No one can deny there has been a notable increase in cryptocurrency-related malware over the past few years. Nipping these threats in the bud has been a major challenge, although researchers have launched an intriguing tool. Known as Fbot, this botnet uses blockchain-based DNS discovery to shut down malicious crypto mining botnets.
The Fbot Botnet Explained
One often has to fight fire with fire, in the world of nefarious computer threats. Botnets have always been a very troublesome trend in this regard. These collections of enslaved and infected computers and other devices can wreak havoc on a global scale with little effort. Especially in the world of cryptocurrency mining, botnets are a very big problem to date.
Monero, one of the more popular alternative cryptocurrencies, has seen its fair share of issues with botnets over the years. Although botnets can help decentralize the mining aspect as well, they also create a revenue stream for criminals. Combined with the recent threat of malicious cryptocurrency mining malware distribution, it is evident something needs to be done to ensure these threats do not get out of hand too much.

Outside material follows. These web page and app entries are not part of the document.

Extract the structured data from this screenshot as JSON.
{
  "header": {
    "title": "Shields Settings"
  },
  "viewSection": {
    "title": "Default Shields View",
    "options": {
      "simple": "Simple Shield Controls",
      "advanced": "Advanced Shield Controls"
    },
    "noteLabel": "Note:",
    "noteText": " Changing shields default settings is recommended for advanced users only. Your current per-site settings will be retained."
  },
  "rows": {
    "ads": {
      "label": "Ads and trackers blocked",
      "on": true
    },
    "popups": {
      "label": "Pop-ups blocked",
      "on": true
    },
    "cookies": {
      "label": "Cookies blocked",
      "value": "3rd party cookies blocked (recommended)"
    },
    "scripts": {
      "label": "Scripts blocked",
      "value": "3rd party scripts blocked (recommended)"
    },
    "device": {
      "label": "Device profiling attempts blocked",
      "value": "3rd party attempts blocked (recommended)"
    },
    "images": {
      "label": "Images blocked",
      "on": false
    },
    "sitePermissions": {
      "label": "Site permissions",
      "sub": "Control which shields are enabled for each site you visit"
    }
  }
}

Fbot may prove to be a valuable ally, even in the world of crypto mining malware. It is a venture which was set up over a month ago, and primarily tries to put an end to existing the ADB.Miner malware. Because of this botnet, all of those threats can be put to an end fairly quickly, because its core payload will overwrite existing mining malware and self-destruct later on.

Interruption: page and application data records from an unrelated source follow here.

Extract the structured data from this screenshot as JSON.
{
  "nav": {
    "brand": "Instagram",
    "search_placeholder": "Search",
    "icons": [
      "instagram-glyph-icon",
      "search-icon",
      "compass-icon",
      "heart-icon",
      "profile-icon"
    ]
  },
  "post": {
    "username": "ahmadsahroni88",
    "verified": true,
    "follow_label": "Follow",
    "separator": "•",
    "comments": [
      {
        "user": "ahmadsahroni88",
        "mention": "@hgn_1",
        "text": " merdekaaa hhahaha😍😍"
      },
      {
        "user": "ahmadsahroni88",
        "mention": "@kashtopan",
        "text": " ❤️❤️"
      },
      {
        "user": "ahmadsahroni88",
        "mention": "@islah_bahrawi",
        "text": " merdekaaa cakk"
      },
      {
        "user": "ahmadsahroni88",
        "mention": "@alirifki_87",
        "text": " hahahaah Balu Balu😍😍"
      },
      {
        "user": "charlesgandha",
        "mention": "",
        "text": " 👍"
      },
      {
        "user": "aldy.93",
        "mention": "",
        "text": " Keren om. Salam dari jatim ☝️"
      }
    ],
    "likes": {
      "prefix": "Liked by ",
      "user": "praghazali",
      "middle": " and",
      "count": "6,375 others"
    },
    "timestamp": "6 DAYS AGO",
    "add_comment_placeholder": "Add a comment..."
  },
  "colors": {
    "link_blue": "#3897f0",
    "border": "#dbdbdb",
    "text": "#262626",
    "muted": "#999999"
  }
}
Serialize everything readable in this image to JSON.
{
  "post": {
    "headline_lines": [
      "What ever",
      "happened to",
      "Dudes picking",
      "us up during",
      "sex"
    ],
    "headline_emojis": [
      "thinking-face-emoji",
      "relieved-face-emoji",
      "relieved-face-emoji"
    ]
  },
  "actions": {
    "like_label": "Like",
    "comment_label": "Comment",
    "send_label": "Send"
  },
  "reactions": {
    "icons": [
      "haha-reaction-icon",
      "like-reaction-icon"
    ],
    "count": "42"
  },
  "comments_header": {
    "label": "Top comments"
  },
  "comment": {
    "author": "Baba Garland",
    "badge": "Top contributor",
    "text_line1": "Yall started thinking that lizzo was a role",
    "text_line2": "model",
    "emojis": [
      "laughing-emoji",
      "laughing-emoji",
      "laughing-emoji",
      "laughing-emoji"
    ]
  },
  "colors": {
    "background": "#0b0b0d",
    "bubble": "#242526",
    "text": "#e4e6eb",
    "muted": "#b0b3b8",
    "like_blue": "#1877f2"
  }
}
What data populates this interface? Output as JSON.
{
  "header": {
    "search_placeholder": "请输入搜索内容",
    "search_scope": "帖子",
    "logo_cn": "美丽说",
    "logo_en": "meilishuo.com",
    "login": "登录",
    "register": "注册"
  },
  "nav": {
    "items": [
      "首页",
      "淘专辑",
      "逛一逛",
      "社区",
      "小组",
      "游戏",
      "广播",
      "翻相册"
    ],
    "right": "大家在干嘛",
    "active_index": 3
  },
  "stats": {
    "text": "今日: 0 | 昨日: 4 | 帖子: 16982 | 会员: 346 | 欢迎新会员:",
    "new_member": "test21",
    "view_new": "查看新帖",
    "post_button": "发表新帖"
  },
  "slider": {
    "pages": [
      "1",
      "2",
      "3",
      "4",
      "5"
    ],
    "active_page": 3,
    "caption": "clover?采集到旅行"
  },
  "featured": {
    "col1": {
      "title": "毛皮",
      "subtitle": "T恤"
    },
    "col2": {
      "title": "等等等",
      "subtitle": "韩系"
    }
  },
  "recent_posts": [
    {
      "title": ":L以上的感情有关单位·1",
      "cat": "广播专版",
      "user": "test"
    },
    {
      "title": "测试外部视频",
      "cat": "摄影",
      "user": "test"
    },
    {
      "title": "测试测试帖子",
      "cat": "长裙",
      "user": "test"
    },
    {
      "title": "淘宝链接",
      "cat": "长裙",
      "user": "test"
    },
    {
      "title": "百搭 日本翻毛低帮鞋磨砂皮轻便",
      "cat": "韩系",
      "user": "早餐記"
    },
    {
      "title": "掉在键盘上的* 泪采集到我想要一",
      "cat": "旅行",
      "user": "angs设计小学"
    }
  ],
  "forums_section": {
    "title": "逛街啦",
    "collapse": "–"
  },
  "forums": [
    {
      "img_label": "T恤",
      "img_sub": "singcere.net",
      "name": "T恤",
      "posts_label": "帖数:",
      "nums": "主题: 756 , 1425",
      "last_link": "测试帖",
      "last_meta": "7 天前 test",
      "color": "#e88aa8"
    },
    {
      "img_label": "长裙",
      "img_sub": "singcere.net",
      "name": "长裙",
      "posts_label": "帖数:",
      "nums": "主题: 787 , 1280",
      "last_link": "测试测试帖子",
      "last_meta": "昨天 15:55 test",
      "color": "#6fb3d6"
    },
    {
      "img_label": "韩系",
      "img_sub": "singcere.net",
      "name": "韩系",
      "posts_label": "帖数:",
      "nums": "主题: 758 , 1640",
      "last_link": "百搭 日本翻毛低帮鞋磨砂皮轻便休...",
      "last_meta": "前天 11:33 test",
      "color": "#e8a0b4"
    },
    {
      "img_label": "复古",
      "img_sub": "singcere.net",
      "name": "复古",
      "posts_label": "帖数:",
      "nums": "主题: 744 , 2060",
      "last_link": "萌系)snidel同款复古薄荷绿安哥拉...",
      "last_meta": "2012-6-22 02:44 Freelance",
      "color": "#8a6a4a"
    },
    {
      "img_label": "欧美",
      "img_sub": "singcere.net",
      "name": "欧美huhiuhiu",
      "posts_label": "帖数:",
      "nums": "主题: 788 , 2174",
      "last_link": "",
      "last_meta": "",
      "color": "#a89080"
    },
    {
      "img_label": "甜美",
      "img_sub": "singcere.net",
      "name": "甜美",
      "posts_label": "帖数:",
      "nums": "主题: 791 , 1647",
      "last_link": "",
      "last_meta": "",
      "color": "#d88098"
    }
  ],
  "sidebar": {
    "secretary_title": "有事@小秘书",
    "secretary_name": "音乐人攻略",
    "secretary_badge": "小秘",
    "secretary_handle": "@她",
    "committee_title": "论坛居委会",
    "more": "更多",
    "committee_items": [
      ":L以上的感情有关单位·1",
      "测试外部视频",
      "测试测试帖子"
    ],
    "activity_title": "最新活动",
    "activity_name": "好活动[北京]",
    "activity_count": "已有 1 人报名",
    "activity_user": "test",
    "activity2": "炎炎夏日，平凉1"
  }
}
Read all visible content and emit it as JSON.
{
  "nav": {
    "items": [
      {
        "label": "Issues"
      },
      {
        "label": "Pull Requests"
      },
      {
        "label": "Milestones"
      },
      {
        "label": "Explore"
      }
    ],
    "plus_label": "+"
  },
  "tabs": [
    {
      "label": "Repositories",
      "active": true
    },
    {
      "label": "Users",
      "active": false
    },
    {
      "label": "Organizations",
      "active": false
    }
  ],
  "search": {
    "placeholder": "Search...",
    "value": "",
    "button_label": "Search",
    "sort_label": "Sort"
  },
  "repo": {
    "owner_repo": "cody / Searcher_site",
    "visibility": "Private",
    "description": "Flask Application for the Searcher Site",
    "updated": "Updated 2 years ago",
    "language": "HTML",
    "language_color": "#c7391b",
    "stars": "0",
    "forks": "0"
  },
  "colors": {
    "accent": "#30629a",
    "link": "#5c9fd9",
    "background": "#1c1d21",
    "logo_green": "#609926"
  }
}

There are two other interesting concepts to Fbot which make it very unique. Rather than relying on traditional DNS to communicate with a command-and-control server, it utilizes a blockchain-based DNS system instead. This allows it to resolve the non-standard designation of these C&C servers, making it a lot more versatile in this particular regard.

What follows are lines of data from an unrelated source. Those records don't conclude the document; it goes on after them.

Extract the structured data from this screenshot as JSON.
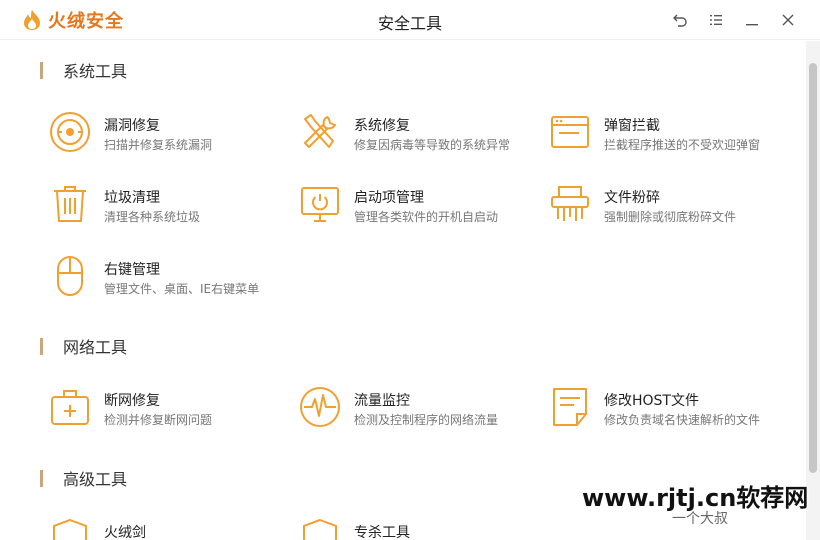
{
  "app": {
    "brand": "火绒安全",
    "window_title": "安全工具",
    "accent_color": "#f0a030"
  },
  "window_controls": [
    {
      "name": "back-icon"
    },
    {
      "name": "menu-icon"
    },
    {
      "name": "minimize-icon"
    },
    {
      "name": "close-icon"
    }
  ],
  "sections": [
    {
      "title": "系统工具",
      "tools": [
        {
          "name": "漏洞修复",
          "desc": "扫描并修复系统漏洞",
          "icon": "shield-bug-icon"
        },
        {
          "name": "系统修复",
          "desc": "修复因病毒等导致的系统异常",
          "icon": "wrench-screwdriver-icon"
        },
        {
          "name": "弹窗拦截",
          "desc": "拦截程序推送的不受欢迎弹窗",
          "icon": "popup-window-icon"
        },
        {
          "name": "垃圾清理",
          "desc": "清理各种系统垃圾",
          "icon": "trash-icon"
        },
        {
          "name": "启动项管理",
          "desc": "管理各类软件的开机自启动",
          "icon": "monitor-power-icon"
        },
        {
          "name": "文件粉碎",
          "desc": "强制删除或彻底粉碎文件",
          "icon": "shredder-icon"
        },
        {
          "name": "右键管理",
          "desc": "管理文件、桌面、IE右键菜单",
          "icon": "mouse-icon"
        }
      ]
    },
    {
      "title": "网络工具",
      "tools": [
        {
          "name": "断网修复",
          "desc": "检测并修复断网问题",
          "icon": "first-aid-kit-icon"
        },
        {
          "name": "流量监控",
          "desc": "检测及控制程序的网络流量",
          "icon": "traffic-wave-icon"
        },
        {
          "name": "修改HOST文件",
          "desc": "修改负责域名快速解析的文件",
          "icon": "host-file-icon"
        }
      ]
    },
    {
      "title": "高级工具",
      "tools": [
        {
          "name": "火绒剑",
          "desc": "",
          "icon": "shield-icon"
        },
        {
          "name": "专杀工具",
          "desc": "",
          "icon": "shield-icon"
        }
      ]
    }
  ],
  "watermark": {
    "text": "www.rjtj.cn软荐网",
    "sub": "一个大叔"
  }
}
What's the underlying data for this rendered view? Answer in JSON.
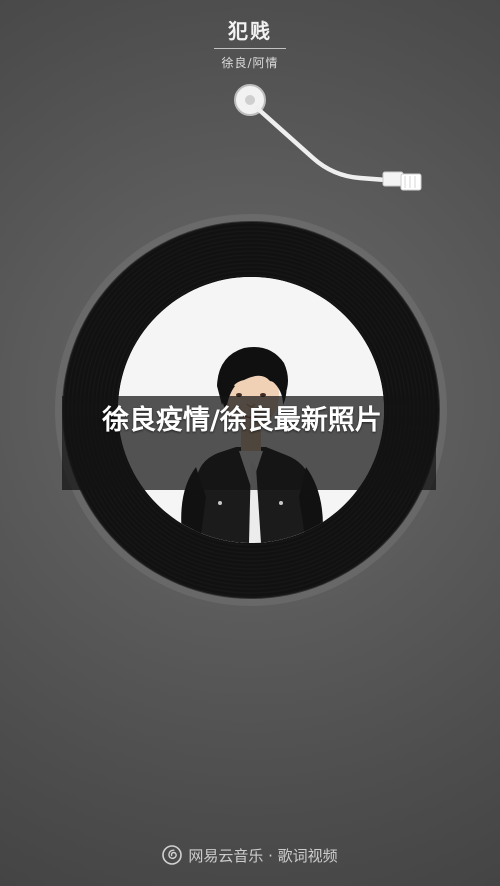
{
  "song": {
    "title": "犯贱",
    "artist_line": "徐良/阿情"
  },
  "cover": {
    "description_icon": "album-cover-photo"
  },
  "overlay": {
    "headline": "徐良疫情/徐良最新照片"
  },
  "footer": {
    "brand_icon": "netease-cloud-music-logo",
    "text": "网易云音乐 · 歌词视频"
  },
  "colors": {
    "background": "#5b5b5b",
    "record": "#111111",
    "text": "#ffffff"
  }
}
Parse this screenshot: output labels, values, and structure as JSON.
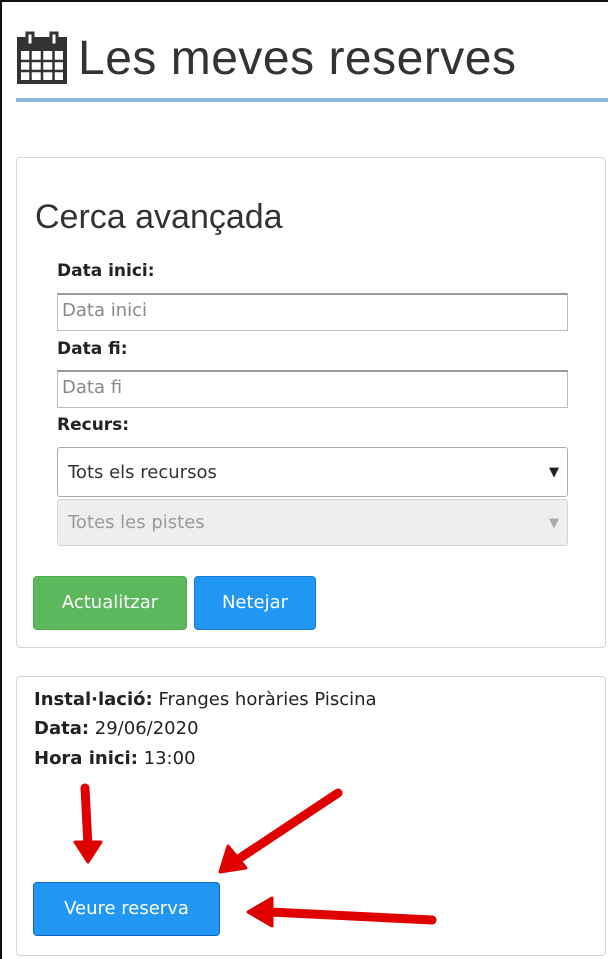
{
  "header": {
    "title": "Les meves reserves",
    "icon": "calendar-icon"
  },
  "search": {
    "title": "Cerca avançada",
    "start_date_label": "Data inici:",
    "start_date_placeholder": "Data inici",
    "start_date_value": "",
    "end_date_label": "Data fi:",
    "end_date_placeholder": "Data fi",
    "end_date_value": "",
    "resource_label": "Recurs:",
    "resource_selected": "Tots els recursos",
    "tracks_selected": "Totes les pistes",
    "update_label": "Actualitzar",
    "clear_label": "Netejar"
  },
  "booking": {
    "installation_label": "Instal·lació:",
    "installation_value": "Franges horàries Piscina",
    "date_label": "Data:",
    "date_value": "29/06/2020",
    "start_time_label": "Hora inici:",
    "start_time_value": "13:00",
    "view_label": "Veure reserva"
  },
  "colors": {
    "accent_blue": "#2196f3",
    "accent_green": "#5cb85c",
    "header_underline": "#8ab7df",
    "annotation_red": "#e00000"
  }
}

Last but not least, the Fbot botnet is linked closely to the Satori botnet. That latter name might ring a bell for some, although that does not have to be a bad thing by any means. Some parts of Fbot are also based on Mirai, one of the more destructive malware-spreading botnets which have come to the surface over the past few years. That can make Fbot also very powerful in terms of overwriting existing mining malware moving forward.
Because of this particular botnet, the world of malicious cryptocurrency mining may look very different in a few months today. Even though cryptojacking is still a growing industry, it might just take efforts like these to effectively counter those problems. For now, it remains to be seen how successful Fbot can be, albeit it is a very interesting approach to eliminating existing malicious botnets.